Divorce is tough, don't be afraid to seek help

RECENTLY, some friends divorced their partners after a few years of marriage.

Some have children and the adults often face lodging issues when they go their separate ways. Some will either stay with their ageing parents or rent a room on their own. As rent is expensive here, this can be a financial setback for many divorcees. Those who have children with them will find renting a hassle as it is not so convenient with other people in the same household.

Suffice to say, in any divorce, the children suffer the most, with some even sandwiched in their parents' custody fight. Some visit one parent according to court-sanctioned weekly visitation rights. Often when the family breaks up, children are the most affected as the ideal structure to them is an intact family environment.

So the question to ask is: When a couple divorce, will it make them happier? After all, when a partner calls it quits, he or she must be really unhappy with the union.

After talking to some of my divorced friends, it does not seem to be so. All of them miss their children terribly, especially fathers who have only weekly visitation rights. Moreover, they feel guilty as a contributor to the failed family and wish they had done more to salvage the marriage.

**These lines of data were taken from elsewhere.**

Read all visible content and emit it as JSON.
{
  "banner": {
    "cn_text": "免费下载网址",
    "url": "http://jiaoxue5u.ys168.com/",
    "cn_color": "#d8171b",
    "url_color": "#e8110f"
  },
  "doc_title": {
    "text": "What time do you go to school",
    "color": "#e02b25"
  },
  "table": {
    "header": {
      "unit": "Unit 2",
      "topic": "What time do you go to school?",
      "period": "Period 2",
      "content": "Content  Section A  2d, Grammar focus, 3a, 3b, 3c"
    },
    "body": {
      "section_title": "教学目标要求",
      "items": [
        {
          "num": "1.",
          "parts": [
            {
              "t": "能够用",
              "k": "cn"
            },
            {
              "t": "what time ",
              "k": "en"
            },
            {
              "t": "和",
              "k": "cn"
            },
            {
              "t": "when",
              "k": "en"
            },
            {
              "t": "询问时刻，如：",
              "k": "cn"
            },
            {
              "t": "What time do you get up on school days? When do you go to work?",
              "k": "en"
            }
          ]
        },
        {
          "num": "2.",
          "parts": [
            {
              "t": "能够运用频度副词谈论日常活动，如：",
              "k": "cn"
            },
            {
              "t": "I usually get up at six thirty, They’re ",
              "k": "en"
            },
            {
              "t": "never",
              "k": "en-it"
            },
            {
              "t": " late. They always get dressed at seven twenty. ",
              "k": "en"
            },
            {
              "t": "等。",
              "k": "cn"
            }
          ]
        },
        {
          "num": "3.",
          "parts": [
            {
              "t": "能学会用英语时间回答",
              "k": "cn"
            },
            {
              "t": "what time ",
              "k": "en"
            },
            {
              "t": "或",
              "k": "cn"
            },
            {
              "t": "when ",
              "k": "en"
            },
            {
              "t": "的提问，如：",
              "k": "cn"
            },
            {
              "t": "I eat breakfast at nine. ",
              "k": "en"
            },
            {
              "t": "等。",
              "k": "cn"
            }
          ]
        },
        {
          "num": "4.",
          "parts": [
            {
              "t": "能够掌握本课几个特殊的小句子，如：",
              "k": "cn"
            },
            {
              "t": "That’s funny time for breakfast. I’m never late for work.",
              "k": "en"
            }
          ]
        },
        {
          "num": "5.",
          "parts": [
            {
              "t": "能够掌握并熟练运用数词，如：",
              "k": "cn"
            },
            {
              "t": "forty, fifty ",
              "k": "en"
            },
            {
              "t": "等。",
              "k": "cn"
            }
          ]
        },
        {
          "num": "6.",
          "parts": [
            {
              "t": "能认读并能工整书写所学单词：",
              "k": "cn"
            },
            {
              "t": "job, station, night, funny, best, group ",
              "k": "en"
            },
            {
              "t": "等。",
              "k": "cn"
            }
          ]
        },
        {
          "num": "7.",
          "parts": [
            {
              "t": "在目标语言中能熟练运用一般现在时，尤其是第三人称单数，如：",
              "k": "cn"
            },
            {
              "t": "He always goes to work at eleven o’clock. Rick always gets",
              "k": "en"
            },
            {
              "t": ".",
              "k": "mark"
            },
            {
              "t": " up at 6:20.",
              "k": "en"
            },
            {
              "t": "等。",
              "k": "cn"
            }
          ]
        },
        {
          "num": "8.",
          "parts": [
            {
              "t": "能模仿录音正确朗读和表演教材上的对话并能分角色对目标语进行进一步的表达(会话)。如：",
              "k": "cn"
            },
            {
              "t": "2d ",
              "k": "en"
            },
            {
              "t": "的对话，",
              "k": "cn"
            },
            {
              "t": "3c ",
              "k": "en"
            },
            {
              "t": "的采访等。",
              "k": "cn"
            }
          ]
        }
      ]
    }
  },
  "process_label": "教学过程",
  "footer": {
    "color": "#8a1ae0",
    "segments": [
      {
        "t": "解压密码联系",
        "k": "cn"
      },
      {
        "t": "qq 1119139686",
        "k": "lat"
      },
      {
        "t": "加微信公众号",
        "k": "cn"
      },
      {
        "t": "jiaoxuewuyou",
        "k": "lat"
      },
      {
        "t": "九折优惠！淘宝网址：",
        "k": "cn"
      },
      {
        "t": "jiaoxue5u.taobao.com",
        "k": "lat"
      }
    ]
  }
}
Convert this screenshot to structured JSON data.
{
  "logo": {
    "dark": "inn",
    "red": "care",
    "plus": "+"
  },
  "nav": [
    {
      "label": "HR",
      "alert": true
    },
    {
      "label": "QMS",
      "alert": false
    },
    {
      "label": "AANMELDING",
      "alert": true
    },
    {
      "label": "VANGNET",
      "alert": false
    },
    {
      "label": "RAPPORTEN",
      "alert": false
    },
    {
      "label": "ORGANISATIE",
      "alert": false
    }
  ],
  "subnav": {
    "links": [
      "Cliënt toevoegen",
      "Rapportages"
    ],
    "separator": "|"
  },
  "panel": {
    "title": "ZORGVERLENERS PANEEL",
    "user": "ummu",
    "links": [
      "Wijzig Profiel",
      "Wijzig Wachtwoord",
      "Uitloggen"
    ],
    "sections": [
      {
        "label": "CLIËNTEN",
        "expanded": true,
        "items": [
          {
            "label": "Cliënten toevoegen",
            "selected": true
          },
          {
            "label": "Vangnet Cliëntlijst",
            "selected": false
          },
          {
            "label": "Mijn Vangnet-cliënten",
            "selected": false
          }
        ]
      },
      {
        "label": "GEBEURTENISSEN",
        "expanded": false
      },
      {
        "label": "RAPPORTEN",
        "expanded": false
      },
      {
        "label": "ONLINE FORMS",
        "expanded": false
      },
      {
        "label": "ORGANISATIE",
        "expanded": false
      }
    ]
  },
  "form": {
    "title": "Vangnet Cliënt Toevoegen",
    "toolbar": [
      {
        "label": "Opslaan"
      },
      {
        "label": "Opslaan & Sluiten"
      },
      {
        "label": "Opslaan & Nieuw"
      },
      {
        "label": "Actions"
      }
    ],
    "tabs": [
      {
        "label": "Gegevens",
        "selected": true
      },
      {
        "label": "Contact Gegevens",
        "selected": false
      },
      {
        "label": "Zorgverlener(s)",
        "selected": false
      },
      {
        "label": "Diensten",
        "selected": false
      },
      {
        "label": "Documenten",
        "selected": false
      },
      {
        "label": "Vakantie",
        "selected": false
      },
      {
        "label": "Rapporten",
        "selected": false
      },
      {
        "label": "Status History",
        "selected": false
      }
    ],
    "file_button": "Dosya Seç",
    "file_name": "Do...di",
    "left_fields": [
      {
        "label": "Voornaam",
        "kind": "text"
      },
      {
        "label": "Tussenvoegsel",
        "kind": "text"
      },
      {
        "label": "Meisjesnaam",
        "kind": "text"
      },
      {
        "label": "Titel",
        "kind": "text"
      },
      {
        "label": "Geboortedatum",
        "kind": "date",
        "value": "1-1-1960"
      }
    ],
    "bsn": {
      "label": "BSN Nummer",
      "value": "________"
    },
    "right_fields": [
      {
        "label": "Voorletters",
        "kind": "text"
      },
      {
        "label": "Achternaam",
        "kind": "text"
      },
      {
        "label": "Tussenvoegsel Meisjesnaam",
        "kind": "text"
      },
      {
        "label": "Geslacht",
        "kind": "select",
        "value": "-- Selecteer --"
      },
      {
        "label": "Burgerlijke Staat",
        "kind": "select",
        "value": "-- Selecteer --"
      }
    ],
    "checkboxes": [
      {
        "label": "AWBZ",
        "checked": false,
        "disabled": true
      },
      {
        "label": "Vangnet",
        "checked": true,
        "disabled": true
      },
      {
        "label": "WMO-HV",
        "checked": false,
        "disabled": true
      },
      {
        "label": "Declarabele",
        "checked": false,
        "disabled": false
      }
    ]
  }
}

Socially, they also suffer as now they live alone. Where once they went home to see the family, they now go back to an empty house. They eat out alone after work and on weekends they often stay home all day with no aim or mission.

They lapse into depression easily and I have spoken to a few who feel that life is meaningless after divorce. The feeling is like someone has died. The first year of divorce is terrible for some and it takes away their confidence and self-esteem.

The monthly maintenance most men must pay their former wife and children after divorce is something they must accept. Those who struggle financially may find this particularly stressful.

I hope many who are thinking of a quick divorce from their unhappy marriage will consider other alternatives after reading this letter. Try to work things out with your spouse and put at least 110 per cent into the relationship. A marriage, like a plant, needs water, fertiliser and tender loving care. There is no easy way.

Seek help from a marriage counsellor if you find things beyond your control. Money spent there will be worth it if it saves your marriage.

I urge those who are already divorced to look ahead, despite the personal setback. Join a support group for divorcees if you need support. You can find such resources from the many family service centres in Singapore. Move out of your comfort zone and try to mix round and get to know more people.

Lastly, always seek out alternative ways to mend your relationship. Divorce should be the last option to consider and not the first when you find your marriage is failing.

Gilbert Goh

This article was first published in The Straits Times.

readers' comments

Copyright © 2010 Singapore Press Holdings Ltd. Co. Regn. No. 198402868E. All rights reserved.